Required work
Select and copy out every line in the records containing "Your".
[[ Dataset excerpts, beginning ]]
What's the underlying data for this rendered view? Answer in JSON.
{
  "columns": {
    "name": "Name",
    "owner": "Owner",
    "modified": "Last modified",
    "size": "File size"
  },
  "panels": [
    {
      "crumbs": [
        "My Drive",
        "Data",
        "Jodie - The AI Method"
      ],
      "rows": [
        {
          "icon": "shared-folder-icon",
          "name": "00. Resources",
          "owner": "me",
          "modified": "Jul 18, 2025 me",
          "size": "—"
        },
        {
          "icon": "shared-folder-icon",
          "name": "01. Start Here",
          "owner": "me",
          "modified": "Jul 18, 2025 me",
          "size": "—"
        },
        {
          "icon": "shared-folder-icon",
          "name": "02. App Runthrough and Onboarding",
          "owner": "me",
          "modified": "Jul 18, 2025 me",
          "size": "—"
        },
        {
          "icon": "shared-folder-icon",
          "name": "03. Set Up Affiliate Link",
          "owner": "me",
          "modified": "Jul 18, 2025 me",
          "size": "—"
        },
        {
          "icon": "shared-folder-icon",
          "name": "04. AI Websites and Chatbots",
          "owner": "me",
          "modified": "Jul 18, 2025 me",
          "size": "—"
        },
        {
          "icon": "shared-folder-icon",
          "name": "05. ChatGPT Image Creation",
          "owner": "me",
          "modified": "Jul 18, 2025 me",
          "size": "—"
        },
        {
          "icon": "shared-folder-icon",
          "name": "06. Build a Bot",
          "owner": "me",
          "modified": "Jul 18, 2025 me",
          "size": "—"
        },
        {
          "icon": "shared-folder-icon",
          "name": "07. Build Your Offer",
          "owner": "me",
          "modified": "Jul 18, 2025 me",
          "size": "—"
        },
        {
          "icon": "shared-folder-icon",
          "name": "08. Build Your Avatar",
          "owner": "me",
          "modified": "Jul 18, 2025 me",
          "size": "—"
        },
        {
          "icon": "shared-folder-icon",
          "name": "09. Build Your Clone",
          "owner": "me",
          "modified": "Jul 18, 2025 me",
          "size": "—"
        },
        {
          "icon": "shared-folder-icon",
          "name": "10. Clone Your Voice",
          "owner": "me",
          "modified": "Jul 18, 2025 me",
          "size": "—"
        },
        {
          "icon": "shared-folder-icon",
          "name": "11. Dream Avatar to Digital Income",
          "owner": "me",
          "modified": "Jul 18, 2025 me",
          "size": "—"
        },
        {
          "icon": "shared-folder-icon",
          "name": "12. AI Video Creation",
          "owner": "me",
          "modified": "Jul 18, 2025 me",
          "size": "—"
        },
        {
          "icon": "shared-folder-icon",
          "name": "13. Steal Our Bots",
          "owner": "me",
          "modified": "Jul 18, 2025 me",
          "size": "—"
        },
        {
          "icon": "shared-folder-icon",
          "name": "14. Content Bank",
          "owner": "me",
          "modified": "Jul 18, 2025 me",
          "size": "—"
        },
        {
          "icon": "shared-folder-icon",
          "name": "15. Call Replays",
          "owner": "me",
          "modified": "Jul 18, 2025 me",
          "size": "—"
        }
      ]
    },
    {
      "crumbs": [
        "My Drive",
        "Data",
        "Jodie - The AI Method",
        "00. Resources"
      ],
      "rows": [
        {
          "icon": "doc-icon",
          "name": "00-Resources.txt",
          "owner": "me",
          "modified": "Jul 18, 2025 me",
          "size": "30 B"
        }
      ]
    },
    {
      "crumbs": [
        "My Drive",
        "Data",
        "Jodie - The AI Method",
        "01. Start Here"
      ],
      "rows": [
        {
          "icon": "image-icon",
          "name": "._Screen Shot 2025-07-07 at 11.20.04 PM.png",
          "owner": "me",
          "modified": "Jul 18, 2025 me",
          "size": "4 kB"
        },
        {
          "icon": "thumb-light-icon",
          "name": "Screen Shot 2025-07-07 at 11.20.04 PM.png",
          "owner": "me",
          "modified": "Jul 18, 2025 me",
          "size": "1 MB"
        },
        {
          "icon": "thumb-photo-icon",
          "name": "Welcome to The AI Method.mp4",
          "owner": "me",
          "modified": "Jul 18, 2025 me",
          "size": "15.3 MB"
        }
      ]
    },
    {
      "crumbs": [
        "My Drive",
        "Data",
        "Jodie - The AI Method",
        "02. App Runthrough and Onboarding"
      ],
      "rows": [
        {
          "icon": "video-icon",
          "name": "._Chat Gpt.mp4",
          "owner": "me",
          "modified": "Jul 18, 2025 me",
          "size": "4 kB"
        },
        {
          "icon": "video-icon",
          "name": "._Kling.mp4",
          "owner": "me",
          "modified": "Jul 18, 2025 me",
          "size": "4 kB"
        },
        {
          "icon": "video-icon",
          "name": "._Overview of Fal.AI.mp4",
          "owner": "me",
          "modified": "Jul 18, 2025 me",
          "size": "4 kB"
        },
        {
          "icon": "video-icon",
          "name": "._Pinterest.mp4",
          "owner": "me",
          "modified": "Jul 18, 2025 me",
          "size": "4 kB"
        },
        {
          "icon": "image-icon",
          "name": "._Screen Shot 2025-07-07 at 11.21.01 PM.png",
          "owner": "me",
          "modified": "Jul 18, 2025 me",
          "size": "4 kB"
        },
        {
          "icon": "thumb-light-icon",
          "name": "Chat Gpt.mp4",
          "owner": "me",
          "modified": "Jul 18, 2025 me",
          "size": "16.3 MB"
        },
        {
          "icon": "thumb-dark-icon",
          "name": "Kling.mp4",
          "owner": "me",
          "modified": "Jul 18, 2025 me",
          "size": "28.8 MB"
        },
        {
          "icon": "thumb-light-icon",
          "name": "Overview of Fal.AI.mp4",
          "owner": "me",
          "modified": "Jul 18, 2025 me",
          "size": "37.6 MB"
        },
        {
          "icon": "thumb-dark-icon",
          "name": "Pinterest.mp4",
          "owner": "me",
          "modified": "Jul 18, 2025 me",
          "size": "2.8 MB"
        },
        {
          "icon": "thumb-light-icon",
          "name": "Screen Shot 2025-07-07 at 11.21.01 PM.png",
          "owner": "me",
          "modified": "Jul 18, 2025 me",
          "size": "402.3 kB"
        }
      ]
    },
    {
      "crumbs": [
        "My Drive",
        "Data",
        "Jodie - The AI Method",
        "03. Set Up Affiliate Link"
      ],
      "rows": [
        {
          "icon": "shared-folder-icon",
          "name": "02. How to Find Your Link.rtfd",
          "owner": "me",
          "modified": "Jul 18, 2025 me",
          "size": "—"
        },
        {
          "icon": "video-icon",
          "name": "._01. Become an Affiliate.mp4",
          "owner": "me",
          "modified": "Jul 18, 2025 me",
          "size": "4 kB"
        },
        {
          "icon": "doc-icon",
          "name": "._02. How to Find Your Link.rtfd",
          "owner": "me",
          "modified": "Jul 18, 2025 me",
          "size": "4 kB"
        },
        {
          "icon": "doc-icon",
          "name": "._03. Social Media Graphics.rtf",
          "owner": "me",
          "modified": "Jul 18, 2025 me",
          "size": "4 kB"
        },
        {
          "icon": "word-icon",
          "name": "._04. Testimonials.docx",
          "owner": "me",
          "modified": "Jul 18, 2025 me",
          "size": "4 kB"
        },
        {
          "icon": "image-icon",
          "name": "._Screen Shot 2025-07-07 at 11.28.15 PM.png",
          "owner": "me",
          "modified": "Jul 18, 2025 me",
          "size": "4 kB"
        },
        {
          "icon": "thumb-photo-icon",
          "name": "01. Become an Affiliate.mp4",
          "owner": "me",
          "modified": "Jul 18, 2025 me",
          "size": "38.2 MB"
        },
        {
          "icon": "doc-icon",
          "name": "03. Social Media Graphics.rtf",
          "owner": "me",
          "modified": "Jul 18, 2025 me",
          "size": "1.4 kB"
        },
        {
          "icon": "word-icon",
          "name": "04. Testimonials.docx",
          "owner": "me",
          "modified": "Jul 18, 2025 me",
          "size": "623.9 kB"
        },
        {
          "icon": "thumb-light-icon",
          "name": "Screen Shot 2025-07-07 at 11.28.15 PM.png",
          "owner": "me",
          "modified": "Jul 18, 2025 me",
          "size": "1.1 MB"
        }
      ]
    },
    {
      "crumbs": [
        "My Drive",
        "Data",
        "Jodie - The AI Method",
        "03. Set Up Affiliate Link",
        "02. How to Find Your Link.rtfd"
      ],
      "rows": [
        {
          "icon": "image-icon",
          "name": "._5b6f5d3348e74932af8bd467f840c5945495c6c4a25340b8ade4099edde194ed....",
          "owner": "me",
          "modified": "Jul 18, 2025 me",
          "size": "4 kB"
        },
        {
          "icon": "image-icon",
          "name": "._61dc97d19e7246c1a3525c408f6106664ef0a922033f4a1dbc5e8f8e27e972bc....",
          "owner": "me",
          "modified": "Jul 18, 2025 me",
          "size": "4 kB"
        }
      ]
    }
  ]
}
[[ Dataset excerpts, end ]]
Reply to the task
          "name": "07. Build Your Offer",
          "name": "08. Build Your Avatar",
          "name": "09. Build Your Clone",
          "name": "10. Clone Your Voice",
          "name": "02. How to Find Your Link.rtfd",
          "name": "._02. How to Find Your Link.rtfd",
        "02. How to Find Your Link.rtfd"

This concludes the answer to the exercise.